* Assignment
Go through the records and report each line in which the word "Hakebo" occurs.

[[ Records for this task open ]]

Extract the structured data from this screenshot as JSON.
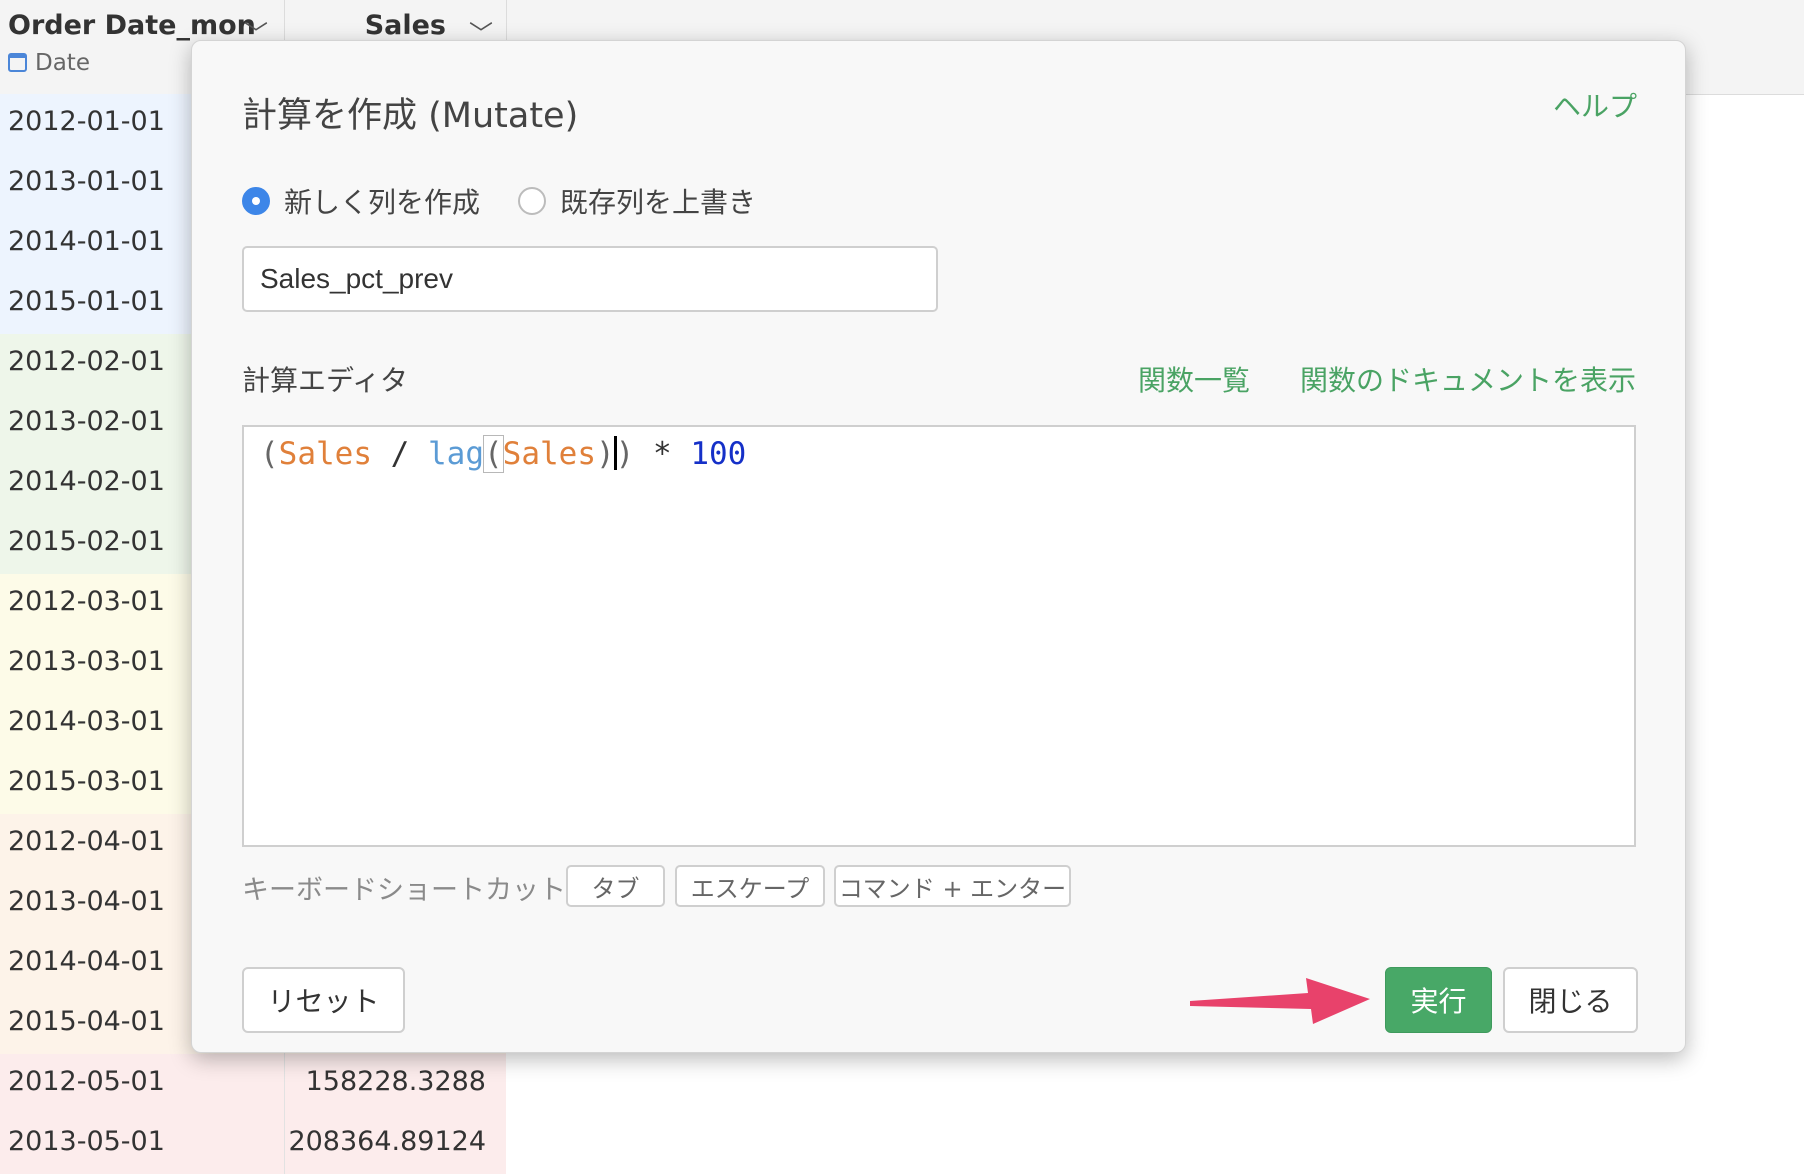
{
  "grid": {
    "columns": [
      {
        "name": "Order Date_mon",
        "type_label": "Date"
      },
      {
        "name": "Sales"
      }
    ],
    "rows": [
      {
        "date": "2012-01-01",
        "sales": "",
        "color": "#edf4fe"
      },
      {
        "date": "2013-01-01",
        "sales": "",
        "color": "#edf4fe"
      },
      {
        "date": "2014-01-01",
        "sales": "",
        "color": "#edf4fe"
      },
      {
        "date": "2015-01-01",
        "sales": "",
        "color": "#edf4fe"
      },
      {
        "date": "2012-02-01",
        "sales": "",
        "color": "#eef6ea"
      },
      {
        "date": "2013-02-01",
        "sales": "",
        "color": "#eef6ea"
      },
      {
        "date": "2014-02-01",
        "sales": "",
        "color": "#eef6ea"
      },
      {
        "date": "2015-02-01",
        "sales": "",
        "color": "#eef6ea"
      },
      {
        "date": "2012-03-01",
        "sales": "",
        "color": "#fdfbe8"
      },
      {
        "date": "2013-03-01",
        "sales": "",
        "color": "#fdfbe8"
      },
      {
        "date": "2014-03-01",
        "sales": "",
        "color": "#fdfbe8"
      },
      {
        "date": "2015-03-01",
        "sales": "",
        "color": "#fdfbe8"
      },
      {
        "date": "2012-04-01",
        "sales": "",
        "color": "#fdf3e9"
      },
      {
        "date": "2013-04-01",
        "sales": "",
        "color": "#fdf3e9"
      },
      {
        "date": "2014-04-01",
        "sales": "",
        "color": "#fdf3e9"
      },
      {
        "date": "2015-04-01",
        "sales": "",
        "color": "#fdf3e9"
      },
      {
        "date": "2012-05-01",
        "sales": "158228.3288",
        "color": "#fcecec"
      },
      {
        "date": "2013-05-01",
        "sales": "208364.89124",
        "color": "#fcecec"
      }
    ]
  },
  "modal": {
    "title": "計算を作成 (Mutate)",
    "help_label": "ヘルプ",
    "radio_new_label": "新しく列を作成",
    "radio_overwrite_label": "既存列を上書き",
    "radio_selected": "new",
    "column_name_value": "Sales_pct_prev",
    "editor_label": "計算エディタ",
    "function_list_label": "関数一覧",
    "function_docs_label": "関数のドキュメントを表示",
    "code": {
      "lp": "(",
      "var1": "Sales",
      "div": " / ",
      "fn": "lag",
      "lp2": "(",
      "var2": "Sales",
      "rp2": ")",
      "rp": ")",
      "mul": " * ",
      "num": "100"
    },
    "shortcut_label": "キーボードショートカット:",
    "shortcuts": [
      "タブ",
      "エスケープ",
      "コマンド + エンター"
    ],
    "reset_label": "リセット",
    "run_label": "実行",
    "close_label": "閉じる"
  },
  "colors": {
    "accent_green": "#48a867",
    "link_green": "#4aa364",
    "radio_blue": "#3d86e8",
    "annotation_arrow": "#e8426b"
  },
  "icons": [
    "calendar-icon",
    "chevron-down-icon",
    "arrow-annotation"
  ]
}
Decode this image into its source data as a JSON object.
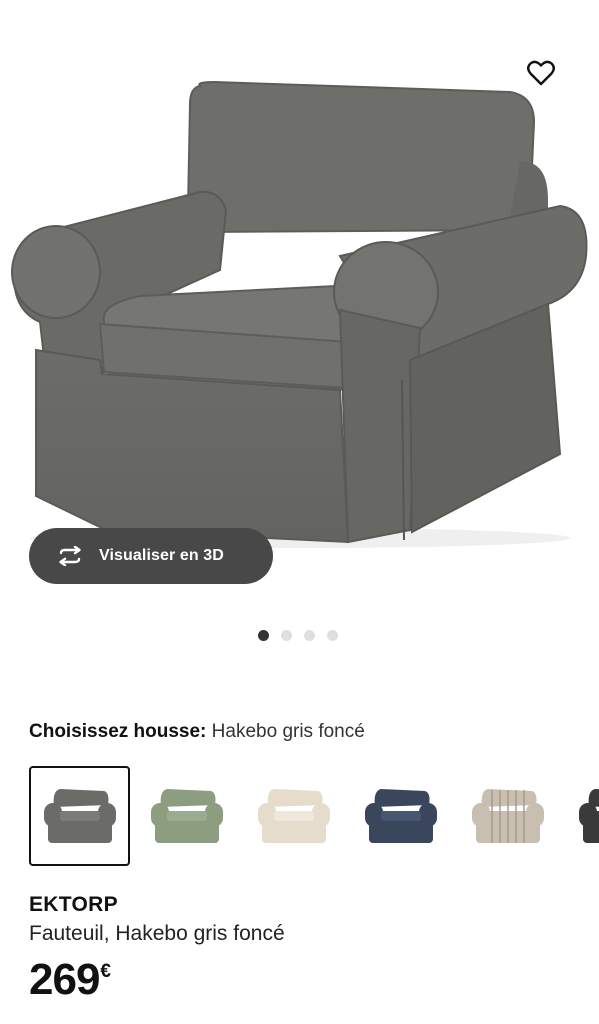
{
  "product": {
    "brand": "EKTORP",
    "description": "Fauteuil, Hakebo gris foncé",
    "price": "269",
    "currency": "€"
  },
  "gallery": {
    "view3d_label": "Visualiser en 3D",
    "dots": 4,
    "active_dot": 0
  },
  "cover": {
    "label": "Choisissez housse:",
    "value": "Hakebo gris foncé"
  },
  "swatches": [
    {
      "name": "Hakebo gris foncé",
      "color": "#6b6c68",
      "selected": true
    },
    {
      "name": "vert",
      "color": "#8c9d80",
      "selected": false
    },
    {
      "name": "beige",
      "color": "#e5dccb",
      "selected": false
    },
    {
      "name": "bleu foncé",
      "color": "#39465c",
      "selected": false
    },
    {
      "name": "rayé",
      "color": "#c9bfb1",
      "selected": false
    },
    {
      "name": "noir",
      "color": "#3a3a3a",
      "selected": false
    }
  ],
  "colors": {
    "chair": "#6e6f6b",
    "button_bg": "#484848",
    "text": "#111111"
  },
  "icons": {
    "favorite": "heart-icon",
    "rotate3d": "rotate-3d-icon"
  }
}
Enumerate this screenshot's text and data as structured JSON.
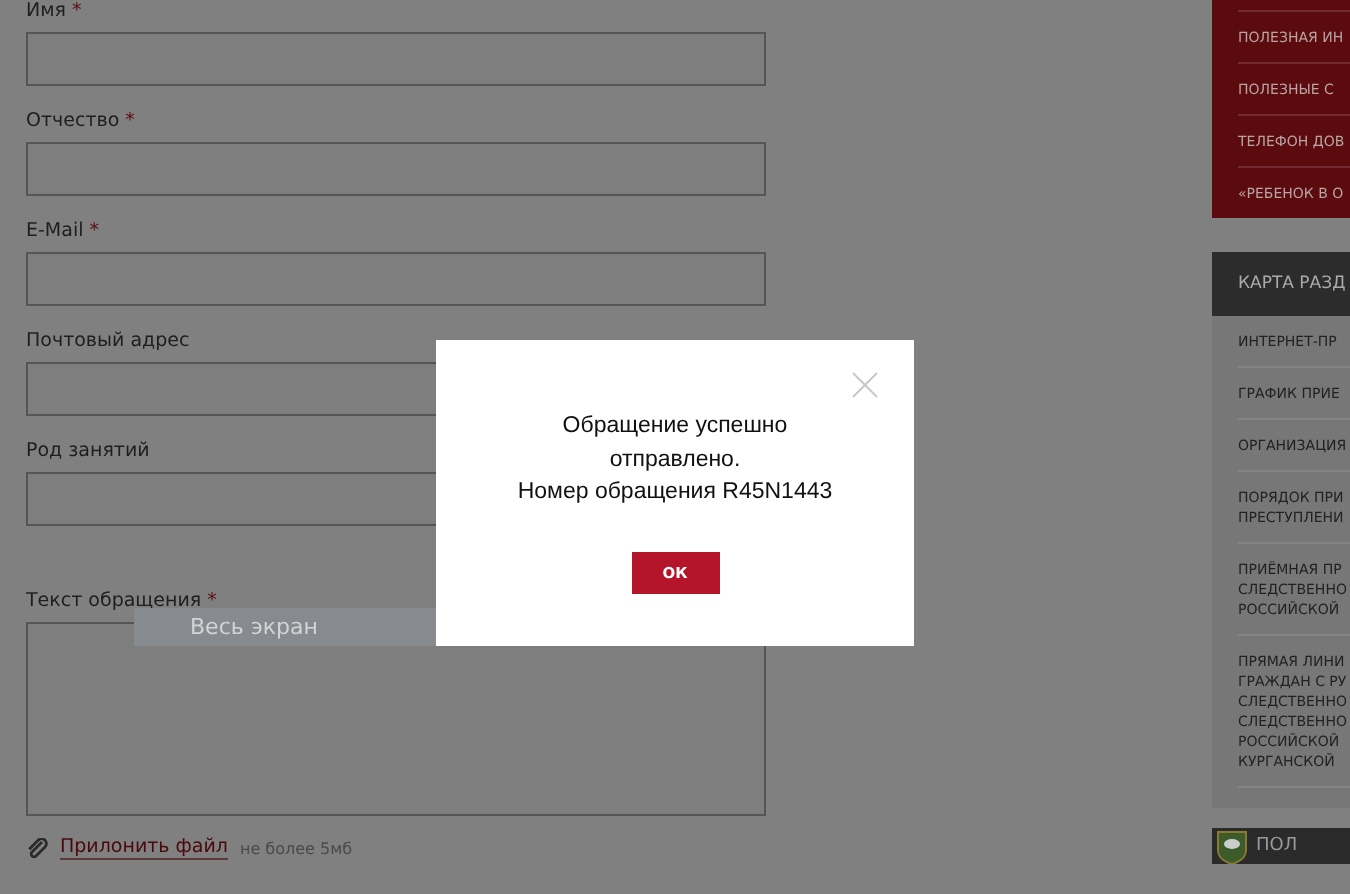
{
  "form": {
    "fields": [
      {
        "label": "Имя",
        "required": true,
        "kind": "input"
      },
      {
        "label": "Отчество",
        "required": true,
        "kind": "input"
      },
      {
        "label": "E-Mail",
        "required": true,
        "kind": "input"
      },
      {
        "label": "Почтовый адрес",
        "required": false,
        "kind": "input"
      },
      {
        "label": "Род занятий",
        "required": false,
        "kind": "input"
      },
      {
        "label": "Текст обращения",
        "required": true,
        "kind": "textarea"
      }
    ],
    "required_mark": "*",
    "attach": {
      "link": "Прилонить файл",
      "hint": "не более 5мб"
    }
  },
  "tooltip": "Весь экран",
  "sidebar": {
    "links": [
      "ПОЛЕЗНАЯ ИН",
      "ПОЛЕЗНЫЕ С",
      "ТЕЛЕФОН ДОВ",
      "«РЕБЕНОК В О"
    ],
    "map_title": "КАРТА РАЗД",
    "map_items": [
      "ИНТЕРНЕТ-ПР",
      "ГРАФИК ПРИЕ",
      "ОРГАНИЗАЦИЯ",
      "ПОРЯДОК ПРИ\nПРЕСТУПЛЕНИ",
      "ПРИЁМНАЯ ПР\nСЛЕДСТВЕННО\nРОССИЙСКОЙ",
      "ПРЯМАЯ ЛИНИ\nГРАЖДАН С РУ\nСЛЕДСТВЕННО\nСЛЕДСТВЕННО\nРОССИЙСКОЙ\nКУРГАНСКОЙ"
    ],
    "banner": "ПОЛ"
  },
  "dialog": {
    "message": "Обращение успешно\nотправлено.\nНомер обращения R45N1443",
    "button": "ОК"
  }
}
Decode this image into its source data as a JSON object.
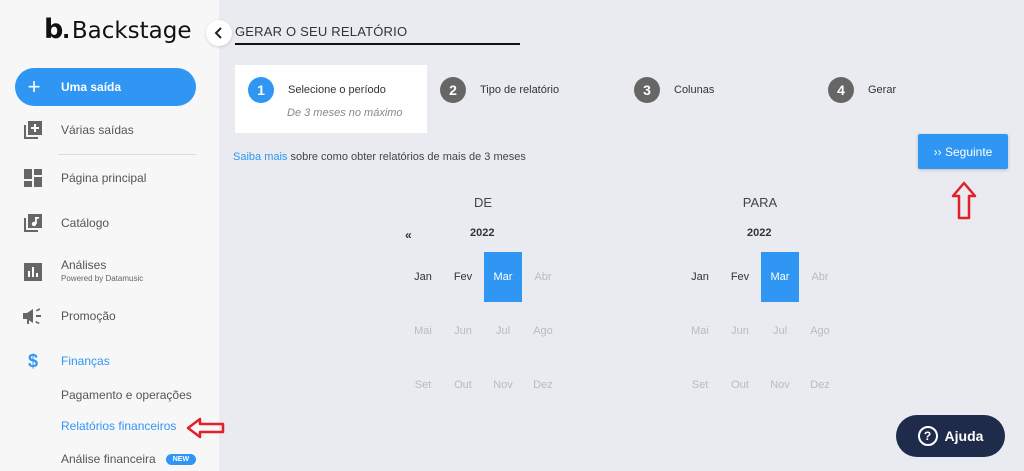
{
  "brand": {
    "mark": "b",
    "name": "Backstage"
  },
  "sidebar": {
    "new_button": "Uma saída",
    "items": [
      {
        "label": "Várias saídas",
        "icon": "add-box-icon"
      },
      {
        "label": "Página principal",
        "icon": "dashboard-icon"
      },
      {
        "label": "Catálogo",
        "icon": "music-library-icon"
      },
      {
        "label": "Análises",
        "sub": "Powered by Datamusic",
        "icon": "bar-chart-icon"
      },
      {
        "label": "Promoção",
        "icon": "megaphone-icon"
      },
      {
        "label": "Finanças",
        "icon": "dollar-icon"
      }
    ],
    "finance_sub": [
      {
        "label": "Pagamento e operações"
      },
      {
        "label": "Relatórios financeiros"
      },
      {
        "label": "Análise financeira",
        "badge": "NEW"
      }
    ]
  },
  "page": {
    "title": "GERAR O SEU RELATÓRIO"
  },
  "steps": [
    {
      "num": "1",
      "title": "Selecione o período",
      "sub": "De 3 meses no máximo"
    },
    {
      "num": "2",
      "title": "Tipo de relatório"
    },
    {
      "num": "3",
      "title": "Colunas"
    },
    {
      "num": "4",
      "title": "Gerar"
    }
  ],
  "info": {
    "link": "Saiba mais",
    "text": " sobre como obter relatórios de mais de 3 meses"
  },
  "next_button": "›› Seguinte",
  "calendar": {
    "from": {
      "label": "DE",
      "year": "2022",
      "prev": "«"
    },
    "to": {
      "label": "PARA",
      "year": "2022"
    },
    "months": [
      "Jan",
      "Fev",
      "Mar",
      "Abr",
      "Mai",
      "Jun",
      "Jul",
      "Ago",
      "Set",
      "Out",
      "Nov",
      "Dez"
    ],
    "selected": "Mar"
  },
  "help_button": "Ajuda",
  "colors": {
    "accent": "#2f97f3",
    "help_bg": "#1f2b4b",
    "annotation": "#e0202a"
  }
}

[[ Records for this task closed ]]

* Response
    "description": "Fauteuil, Hakebo gris foncé",
    "value": "Hakebo gris foncé"
      "name": "Hakebo gris foncé",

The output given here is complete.